A pounding headache and a clogged nose are the most common warnings signs of many different health conditions. Because of this, many people find it very difficult to distinguish between an allergy, common cold, and sinus infection since these three illnesses share these common symptoms.
In some cases, even some doctors find it hard to tell the difference between the three. However, there are specific differences that could clue you in as to what illness you’re really struggling with. Read on to find out more about the common symptoms of these illnesses to help you determine what’s causing your condition.
What Does a Sinus Infection Feel Like?
Viruses and bacteria typically trigger sinus infections, but asthma, allergies, colds, and other conditions could likewise trigger them. Sinusitis or sinus infection could lead to feeling significant pressure and aching sensation on your face.
It also usually comes with fever, yellow or green nasal discharge, postnasal drip, aching teeth and a headache that radiates from your head to your teeth. Your face might likewise feel very tender. Depending on the severity of the infection, it might clear up without medical intervention.
Otherwise, you might need medication. That said, if your symptoms persist for more than seven days, look up ENT specialists in Colorado to get professional diagnosis and treatment.
What Does a Cold Feel Like?
Viruses usually cause colds. Expect to see discolored mucus and experience runny and congested nose, coughing, fatigue, headache, sneezing, and sore throat. Another common warning sign of a cold is a low fever that most people mistake it for mere allergies.
Colds typically heal without treatment within a week to 10 days. However, if you’re still experiencing symptoms after 10 days, chances are that you have sinusitis instead of a cold. If you think you have sinusitis, visit an ENT as soon as possible for proper treatment.
What Does an Allergic Reaction Feel Like?
Allergens trigger allergic reactions. You might experiencea runny nose, nasal congestion, sneezing, watery and clear discharge, as well as itchy eyes and nose. Allergies rarely cause fever, and when they do, it usually means that they got aggravated and progressed to a sinus infection cold.
Common allergens found indoors include dust, animal dander, and mold, while outdoor allergens typically include pollen and pollution. If indoor allergens trigger your allergies, you might experience symptoms all throughout the year.
If your allergies are seasonal, you might experience symptoms during fall and spring.
When Allergies and Colds Progress to Sinus Infections
It’s important to note that even if your symptoms are caused by colds or allergies, it does not necessarily mean that it won’t progress to a sinus infection. This is due to the fact that when individuals have allergies or colds, their sinuses might swell up and promote congestion, that could, in turn, result in sinusitis.

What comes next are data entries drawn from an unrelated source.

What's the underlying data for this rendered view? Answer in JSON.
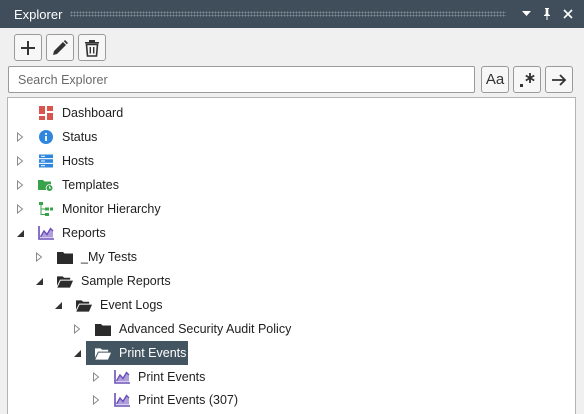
{
  "window": {
    "title": "Explorer"
  },
  "toolbar": {
    "add": "add",
    "edit": "edit",
    "delete": "delete"
  },
  "search": {
    "placeholder": "Search Explorer",
    "value": "",
    "case_label": "Aa"
  },
  "tree": {
    "items": [
      {
        "label": "Dashboard",
        "icon": "dashboard-icon",
        "level": 0,
        "expander": "none"
      },
      {
        "label": "Status",
        "icon": "info-icon",
        "level": 0,
        "expander": "collapsed"
      },
      {
        "label": "Hosts",
        "icon": "hosts-icon",
        "level": 0,
        "expander": "collapsed"
      },
      {
        "label": "Templates",
        "icon": "templates-icon",
        "level": 0,
        "expander": "collapsed"
      },
      {
        "label": "Monitor Hierarchy",
        "icon": "hierarchy-icon",
        "level": 0,
        "expander": "collapsed"
      },
      {
        "label": "Reports",
        "icon": "reports-icon",
        "level": 0,
        "expander": "expanded"
      },
      {
        "label": "_My Tests",
        "icon": "folder-icon",
        "level": 1,
        "expander": "collapsed"
      },
      {
        "label": "Sample Reports",
        "icon": "folder-open-icon",
        "level": 1,
        "expander": "expanded"
      },
      {
        "label": "Event Logs",
        "icon": "folder-open-icon",
        "level": 2,
        "expander": "expanded"
      },
      {
        "label": "Advanced Security Audit Policy",
        "icon": "folder-icon",
        "level": 3,
        "expander": "collapsed"
      },
      {
        "label": "Print Events",
        "icon": "folder-open-icon",
        "level": 3,
        "expander": "expanded",
        "selected": true
      },
      {
        "label": "Print Events",
        "icon": "report-icon",
        "level": 4,
        "expander": "collapsed"
      },
      {
        "label": "Print Events (307)",
        "icon": "report-icon",
        "level": 4,
        "expander": "collapsed"
      }
    ]
  },
  "colors": {
    "titlebar": "#3f4e5a",
    "selection": "#435561",
    "dashboard": "#d9534f",
    "info": "#2e86de",
    "templates": "#3aa14b",
    "reports": "#6b4fbb"
  }
}
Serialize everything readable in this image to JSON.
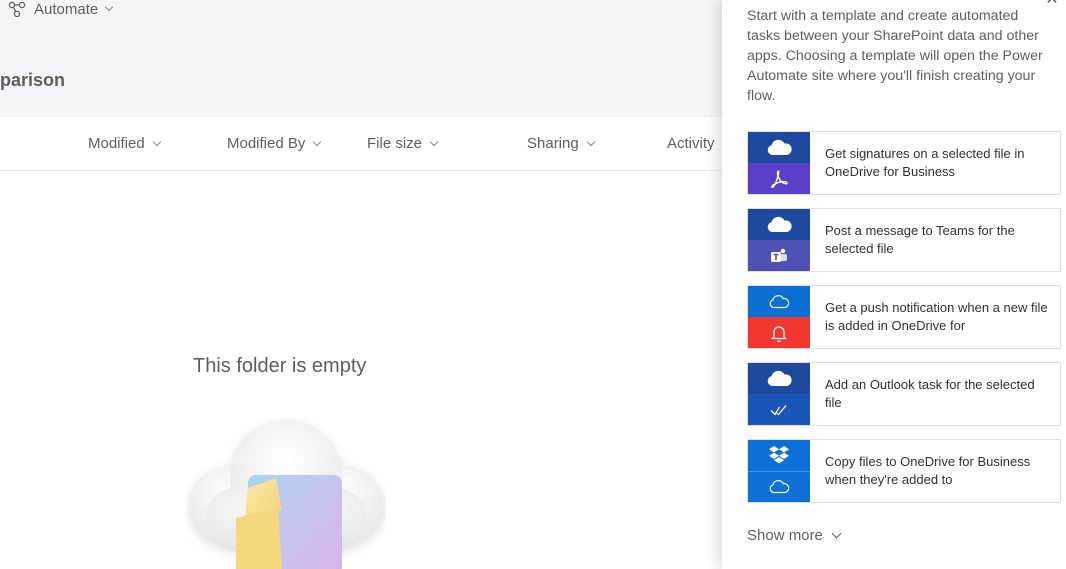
{
  "toolbar": {
    "automate_label": "Automate"
  },
  "page": {
    "title": "parison"
  },
  "columns": [
    {
      "label": "Modified"
    },
    {
      "label": "Modified By"
    },
    {
      "label": "File size"
    },
    {
      "label": "Sharing"
    },
    {
      "label": "Activity"
    }
  ],
  "empty_state": {
    "title": "This folder is empty"
  },
  "panel": {
    "description": "Start with a template and create automated tasks between your SharePoint data and other apps. Choosing a template will open the Power Automate site where you'll finish creating your flow.",
    "templates": [
      {
        "label": "Get signatures on a selected file in OneDrive for Business",
        "top_icon": "onedrive-icon",
        "bottom_icon": "adobe-sign-icon",
        "top_color": "#1e4a9e",
        "bottom_color": "#5b3fc8"
      },
      {
        "label": "Post a message to Teams for the selected file",
        "top_icon": "onedrive-icon",
        "bottom_icon": "teams-icon",
        "top_color": "#1e4a9e",
        "bottom_color": "#4f52b2"
      },
      {
        "label": "Get a push notification when a new file is added in OneDrive for",
        "top_icon": "onedrive-icon",
        "bottom_icon": "bell-icon",
        "top_color": "#0b6fd4",
        "bottom_color": "#f2372f"
      },
      {
        "label": "Add an Outlook task for the selected file",
        "top_icon": "onedrive-icon",
        "bottom_icon": "task-check-icon",
        "top_color": "#1e4a9e",
        "bottom_color": "#1b55b8"
      },
      {
        "label": "Copy files to OneDrive for Business when they're added to",
        "top_icon": "dropbox-icon",
        "bottom_icon": "onedrive-icon",
        "top_color": "#0d70d9",
        "bottom_color": "#0d70d9"
      }
    ],
    "show_more_label": "Show more"
  }
}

With this in mind, it’s best that you try to address your allergy or cold symptoms as early on as possible to prevent them from spiraling out of control.